_WHAT YOU ARE ASKED TO DO:_ Return all the entries exactly. No pictures.

------ PROVIDED DATA ------

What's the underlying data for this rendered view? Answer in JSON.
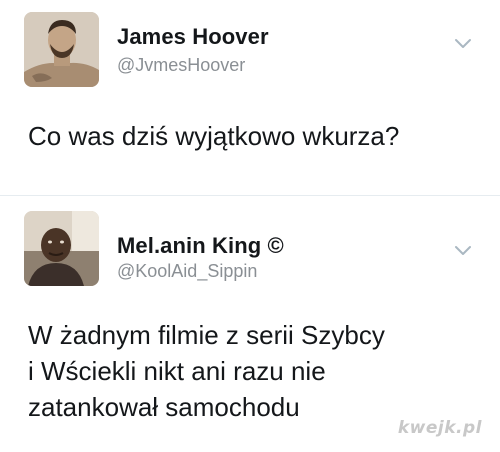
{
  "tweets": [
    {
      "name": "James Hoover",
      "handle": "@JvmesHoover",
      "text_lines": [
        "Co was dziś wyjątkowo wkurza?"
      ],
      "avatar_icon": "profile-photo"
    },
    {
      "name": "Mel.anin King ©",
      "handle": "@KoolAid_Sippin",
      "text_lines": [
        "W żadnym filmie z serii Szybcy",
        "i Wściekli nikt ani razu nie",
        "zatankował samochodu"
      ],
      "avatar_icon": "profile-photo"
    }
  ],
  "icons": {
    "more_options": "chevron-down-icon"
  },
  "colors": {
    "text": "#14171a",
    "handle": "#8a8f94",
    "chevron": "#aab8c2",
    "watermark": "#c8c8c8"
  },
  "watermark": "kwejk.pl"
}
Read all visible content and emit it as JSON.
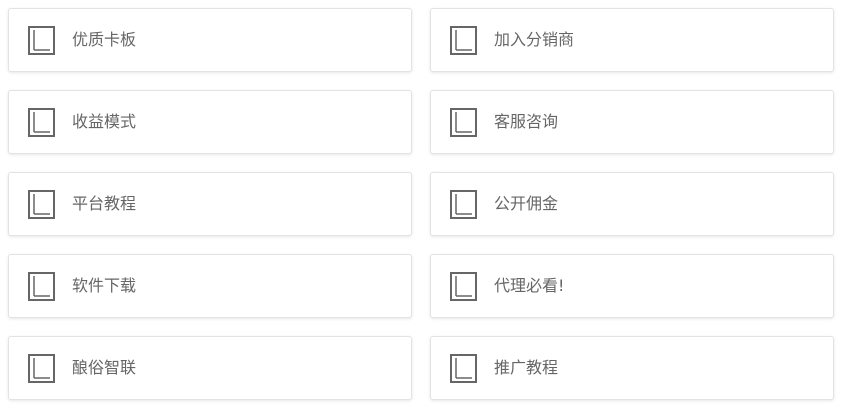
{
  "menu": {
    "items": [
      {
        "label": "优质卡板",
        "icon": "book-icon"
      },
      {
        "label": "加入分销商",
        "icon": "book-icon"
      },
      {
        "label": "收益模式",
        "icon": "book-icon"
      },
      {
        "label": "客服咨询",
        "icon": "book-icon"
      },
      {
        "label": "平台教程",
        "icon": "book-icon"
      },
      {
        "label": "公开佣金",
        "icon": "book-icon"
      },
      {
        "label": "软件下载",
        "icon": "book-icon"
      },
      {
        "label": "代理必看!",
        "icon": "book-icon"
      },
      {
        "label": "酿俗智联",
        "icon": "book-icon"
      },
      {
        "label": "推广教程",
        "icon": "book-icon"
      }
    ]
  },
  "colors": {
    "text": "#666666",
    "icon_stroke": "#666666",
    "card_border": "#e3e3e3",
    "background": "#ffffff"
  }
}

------

_WRITTEN ANSWER:_
What's the underlying data for this rendered view? Answer in JSON.
{
  "tweets": [
    {
      "name": "James Hoover",
      "handle": "@JvmesHoover",
      "text_lines": [
        "Co was dziś wyjątkowo wkurza?"
      ],
      "avatar_icon": "profile-photo"
    },
    {
      "name": "Mel.anin King ©",
      "handle": "@KoolAid_Sippin",
      "text_lines": [
        "W żadnym filmie z serii Szybcy",
        "i Wściekli nikt ani razu nie",
        "zatankował samochodu"
      ],
      "avatar_icon": "profile-photo"
    }
  ],
  "icons": {
    "more_options": "chevron-down-icon"
  },
  "colors": {
    "text": "#14171a",
    "handle": "#8a8f94",
    "chevron": "#aab8c2",
    "watermark": "#c8c8c8"
  },
  "watermark": "kwejk.pl"
}
Read all visible content and emit it as JSON.
{
  "menu": {
    "items": [
      {
        "label": "优质卡板",
        "icon": "book-icon"
      },
      {
        "label": "加入分销商",
        "icon": "book-icon"
      },
      {
        "label": "收益模式",
        "icon": "book-icon"
      },
      {
        "label": "客服咨询",
        "icon": "book-icon"
      },
      {
        "label": "平台教程",
        "icon": "book-icon"
      },
      {
        "label": "公开佣金",
        "icon": "book-icon"
      },
      {
        "label": "软件下载",
        "icon": "book-icon"
      },
      {
        "label": "代理必看!",
        "icon": "book-icon"
      },
      {
        "label": "酿俗智联",
        "icon": "book-icon"
      },
      {
        "label": "推广教程",
        "icon": "book-icon"
      }
    ]
  },
  "colors": {
    "text": "#666666",
    "icon_stroke": "#666666",
    "card_border": "#e3e3e3",
    "background": "#ffffff"
  }
}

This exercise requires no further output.